  • Data Breaches

Beyond the threat of data loss, organizations also need to face the threat of data breaches. While the immediate impacts of a data breach to business continuity may be minor, data breaches can have a long-term impact. In fact, 60% of small businesses go out of business within 6 months of a data breach.

The impacts of a data breach to business continuity are largely driven by the cost of the breach to the organization. In the short term, organizations need to deal with lost productivity and the additional expenses caused by investigating and remediating the incident. Longer-term impacts can include fines levied by data protection regulators and the loss of customers due to the damage that the breach causes to brand reputation.
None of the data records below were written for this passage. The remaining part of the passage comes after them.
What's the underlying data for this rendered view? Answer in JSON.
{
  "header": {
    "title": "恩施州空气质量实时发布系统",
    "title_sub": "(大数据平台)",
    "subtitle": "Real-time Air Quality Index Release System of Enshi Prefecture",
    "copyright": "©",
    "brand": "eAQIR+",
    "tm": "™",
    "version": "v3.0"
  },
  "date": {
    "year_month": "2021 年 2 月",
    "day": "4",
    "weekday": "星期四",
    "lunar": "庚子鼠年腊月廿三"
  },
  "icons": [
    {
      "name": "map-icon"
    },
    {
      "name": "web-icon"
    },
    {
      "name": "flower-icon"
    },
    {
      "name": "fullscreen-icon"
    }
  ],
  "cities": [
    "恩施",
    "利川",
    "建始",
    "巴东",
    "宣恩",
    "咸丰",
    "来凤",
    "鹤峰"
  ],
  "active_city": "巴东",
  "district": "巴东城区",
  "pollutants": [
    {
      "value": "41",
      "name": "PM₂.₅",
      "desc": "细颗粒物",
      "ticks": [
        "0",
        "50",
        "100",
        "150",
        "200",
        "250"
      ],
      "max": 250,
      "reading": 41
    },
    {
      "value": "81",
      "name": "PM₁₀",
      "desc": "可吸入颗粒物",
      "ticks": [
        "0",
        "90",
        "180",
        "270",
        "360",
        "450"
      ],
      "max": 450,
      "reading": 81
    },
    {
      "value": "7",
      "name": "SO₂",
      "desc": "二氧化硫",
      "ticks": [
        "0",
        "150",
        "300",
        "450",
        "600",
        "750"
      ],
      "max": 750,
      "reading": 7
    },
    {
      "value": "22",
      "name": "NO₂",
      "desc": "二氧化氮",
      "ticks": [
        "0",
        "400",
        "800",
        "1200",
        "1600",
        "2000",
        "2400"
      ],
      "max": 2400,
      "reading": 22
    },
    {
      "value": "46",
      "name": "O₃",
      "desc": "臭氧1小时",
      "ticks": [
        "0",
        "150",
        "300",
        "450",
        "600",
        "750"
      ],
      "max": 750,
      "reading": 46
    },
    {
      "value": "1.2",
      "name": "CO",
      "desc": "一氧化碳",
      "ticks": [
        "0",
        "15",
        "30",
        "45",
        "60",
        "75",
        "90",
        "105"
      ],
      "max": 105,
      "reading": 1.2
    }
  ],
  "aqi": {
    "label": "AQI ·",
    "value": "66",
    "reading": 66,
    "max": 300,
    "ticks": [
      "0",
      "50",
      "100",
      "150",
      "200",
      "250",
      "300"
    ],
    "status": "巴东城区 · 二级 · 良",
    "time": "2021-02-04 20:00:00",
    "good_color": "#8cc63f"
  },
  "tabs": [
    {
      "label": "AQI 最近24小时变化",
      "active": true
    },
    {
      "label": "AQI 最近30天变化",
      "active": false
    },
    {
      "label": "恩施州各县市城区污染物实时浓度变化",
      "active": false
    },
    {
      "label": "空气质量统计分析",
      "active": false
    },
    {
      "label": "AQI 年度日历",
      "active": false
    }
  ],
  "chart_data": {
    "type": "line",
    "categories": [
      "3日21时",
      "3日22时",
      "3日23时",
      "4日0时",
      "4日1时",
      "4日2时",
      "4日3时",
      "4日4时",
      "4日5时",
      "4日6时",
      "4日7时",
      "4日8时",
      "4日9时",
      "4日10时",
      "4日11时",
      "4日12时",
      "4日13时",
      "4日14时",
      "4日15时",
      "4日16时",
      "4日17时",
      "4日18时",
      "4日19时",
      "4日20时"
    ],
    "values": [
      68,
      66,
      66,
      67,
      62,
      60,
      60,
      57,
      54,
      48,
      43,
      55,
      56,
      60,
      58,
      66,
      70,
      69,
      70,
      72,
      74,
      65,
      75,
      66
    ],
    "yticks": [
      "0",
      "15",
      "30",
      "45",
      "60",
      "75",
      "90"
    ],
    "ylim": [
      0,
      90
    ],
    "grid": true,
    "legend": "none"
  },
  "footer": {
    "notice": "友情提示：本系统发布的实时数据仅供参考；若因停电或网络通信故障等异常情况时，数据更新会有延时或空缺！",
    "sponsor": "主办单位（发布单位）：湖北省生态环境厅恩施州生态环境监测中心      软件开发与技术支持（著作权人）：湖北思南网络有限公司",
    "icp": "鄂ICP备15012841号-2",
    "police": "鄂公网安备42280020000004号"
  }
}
Protecting the organization’s ability to continue operating includes protecting the sensitive data in its care. Defending against data breaches requires many of the same measures as protecting against data loss: ensuring that the organization has visibility into every repository of its sensitive data and controlling access to this data so that any attempted unauthorized access to the data is detected and responded to.

  • Denial of Service Attacks

Denial of Service attacks are designed to prevent an organization’s servers from responding to legitimate requests. These can be performed in a variety of different ways. Distributed Denial of Service (DDoS) attacks are designed to overwhelm a server’s ability to respond to legitimate requests by flooding it with more data than it is capable of processing. Other DoS attacks take other approaches, but the end result is the same: the server cannot respond to requests.

In these situations, having load balancing infrastructure in place is vital to protecting an organization’s ability to continue doing business in the face of an attack. A good load balancing system will not only distribute the load of a DDoS attack, making it more difficult for an attacker to bring down a server in the first place, but will also detect if a server is down and seamlessly reroute traffic to other servers until the impacted server is capable of resuming operations. This transparent handling of server failures ensures that a customer is not impacted by the incident.

Staying in Business

The cyber threat landscape is rapidly accelerating. As organizations are becoming increasingly reliant on technology, they need to consider the potential impacts of cyber threats on their ability to continue operating.

Events like a severe data loss, data breach, or Denial of Service attack can put an organization out of business either temporarily or permanently. Many organizations are not prepared to deal with these types of attacks. However, by carefully considering the risks and deploying simple mitigations, these organizations can become much more resilient against attack.